Saturday, October 18, 2014
Our Xbox One Messaging Was Bad, Admits Microsoft

Our Xbox One Messaging Was Bad, Admits Microsoft

In an interview with IGN, Microsoft’s Xbox One chief product officer Marc Whitten has contended that it wasn’t necessarily that DRM was bad, but rather the company’s messaging. He also insisted that they need to talk more about the console and its features, not less, as many gamers would like them to.

“I think it’s pretty simple. We’ve got to just talk more, get people understanding what our system is,” Whitten said. “The thing that’s really gratifying is that people are excited about the types of features that are possible, and it’s sort of shame on us that we haven’t done as good of a job as we can to make people feel like that’s where we’re headed.”

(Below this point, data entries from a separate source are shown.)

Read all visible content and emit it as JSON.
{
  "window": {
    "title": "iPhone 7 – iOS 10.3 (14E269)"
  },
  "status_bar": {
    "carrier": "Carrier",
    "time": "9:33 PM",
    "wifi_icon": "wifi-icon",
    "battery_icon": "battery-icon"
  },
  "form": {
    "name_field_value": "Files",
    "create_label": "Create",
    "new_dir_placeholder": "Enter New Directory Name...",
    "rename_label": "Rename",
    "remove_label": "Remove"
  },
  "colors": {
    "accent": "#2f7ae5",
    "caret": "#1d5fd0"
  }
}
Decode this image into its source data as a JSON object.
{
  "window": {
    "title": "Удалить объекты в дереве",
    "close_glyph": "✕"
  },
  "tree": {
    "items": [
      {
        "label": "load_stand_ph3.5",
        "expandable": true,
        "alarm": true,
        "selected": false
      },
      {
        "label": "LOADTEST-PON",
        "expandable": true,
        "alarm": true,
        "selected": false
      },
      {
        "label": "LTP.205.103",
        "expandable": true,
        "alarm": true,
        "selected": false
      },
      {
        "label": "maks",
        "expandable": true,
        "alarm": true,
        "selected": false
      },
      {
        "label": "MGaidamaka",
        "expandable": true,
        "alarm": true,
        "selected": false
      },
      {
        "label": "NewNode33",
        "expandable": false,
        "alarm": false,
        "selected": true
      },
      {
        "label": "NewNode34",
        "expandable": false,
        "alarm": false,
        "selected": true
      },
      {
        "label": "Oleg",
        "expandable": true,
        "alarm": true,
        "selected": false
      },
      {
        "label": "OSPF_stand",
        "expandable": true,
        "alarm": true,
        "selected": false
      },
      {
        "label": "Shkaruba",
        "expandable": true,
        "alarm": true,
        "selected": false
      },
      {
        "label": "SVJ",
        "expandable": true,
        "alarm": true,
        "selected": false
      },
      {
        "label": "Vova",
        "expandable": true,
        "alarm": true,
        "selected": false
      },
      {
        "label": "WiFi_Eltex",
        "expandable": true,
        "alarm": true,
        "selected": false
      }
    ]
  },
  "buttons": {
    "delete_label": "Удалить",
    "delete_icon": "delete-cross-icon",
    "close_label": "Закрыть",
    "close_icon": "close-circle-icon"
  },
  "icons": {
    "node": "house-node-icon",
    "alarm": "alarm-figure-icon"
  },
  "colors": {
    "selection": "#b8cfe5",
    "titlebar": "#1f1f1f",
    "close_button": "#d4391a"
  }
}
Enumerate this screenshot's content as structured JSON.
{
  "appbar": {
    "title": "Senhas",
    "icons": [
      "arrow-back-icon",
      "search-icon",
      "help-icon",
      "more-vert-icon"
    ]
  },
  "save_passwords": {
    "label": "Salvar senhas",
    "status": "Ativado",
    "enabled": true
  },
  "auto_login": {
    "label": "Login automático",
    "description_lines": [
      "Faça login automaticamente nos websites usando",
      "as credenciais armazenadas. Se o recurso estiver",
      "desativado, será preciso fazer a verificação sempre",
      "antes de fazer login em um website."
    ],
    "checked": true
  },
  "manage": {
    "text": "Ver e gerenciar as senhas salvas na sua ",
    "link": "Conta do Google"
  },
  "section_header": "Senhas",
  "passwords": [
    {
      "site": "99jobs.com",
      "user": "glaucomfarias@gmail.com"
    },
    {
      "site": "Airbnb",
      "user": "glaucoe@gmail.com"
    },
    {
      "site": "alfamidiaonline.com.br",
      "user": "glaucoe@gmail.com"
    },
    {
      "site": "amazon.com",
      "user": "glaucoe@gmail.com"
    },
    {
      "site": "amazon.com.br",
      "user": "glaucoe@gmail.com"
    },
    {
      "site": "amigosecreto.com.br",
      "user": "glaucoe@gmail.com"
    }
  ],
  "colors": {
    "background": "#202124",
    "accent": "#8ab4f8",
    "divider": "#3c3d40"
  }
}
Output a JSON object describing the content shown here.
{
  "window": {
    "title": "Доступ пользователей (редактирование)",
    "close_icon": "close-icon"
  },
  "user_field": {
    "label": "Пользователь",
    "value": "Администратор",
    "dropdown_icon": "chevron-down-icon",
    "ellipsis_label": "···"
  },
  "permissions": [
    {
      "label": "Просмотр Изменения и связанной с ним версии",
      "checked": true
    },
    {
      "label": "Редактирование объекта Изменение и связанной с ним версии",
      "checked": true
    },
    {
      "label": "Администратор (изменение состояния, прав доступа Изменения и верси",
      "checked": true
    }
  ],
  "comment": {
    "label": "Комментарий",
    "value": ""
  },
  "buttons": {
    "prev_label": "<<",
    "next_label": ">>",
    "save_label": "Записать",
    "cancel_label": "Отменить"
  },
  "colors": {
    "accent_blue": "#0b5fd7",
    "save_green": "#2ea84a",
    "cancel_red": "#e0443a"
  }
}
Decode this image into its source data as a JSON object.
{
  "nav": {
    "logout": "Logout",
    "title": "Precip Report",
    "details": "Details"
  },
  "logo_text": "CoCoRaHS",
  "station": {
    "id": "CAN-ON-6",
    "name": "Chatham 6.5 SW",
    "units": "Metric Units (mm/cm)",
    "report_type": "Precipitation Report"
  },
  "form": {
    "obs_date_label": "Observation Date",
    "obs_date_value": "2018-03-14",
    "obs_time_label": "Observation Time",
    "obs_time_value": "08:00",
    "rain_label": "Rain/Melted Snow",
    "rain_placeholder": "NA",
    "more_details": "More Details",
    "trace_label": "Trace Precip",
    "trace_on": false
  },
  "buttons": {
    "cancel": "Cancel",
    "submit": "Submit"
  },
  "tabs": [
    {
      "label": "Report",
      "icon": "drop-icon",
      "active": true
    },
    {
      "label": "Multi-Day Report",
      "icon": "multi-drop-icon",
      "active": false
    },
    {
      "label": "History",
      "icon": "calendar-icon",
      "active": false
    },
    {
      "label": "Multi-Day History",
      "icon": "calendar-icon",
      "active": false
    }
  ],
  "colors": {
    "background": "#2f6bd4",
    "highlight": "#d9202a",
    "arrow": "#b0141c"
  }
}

Whitten also said that they’ll be talking more about what they had planned for Xbox One’s digital offering, with the key word here being “had”, since, after the Xbox 180, the most exciting feature of the console (family sharing) was eliminated. Whitten said that some of the features could come back in the future, however he wasn’t specific as to how that would happen, when, and in what form.

“The number one thing I want to do is I want to get the product out,” he continued, “because people are going to use it and obviously a lot of this is more evident, but certainly what I want to do right is now is talk more about how we thought about these features,” he continued.

He added: “How we thought about how Xbox Live works, how digital works. I see people feeling like we’ve moved away from digital, when certainly I don’t believe that’s the case. I believe we’ve added on choice for people. It was an addition of a feature onto Xbox One, not a removal of a feature. And I understand people see things like Family Sharing and they’re like, ‘Wow, I was really looking forward to that,’ which is more of an engineering reality time frame type-thing.”

Microsoft’s Xbox One family sharing plan would ostensibly allow gamers to share all their games with ten “family members”, a term that was being used loosely since anybody could qualify as your “family”. But rumors had it that your “family” members would only be given access to any given game for an hour, turning said games into glorified demos. Microsoft denied the claim, but the firm never addressed the problem that publishers would have with such a plan, which would obviously diminish sales. The software giant also confirmed that the plan wouldn’t be available at launch, and that publishers had the choice to opt in or out.

Xbox One sees a launch in November of this year.

About Ernice Gilbert

Ernice Gilbert here. Founder and Editor-In-Chief of Gamesthirst. Thanks for stopping by, make yourself at home!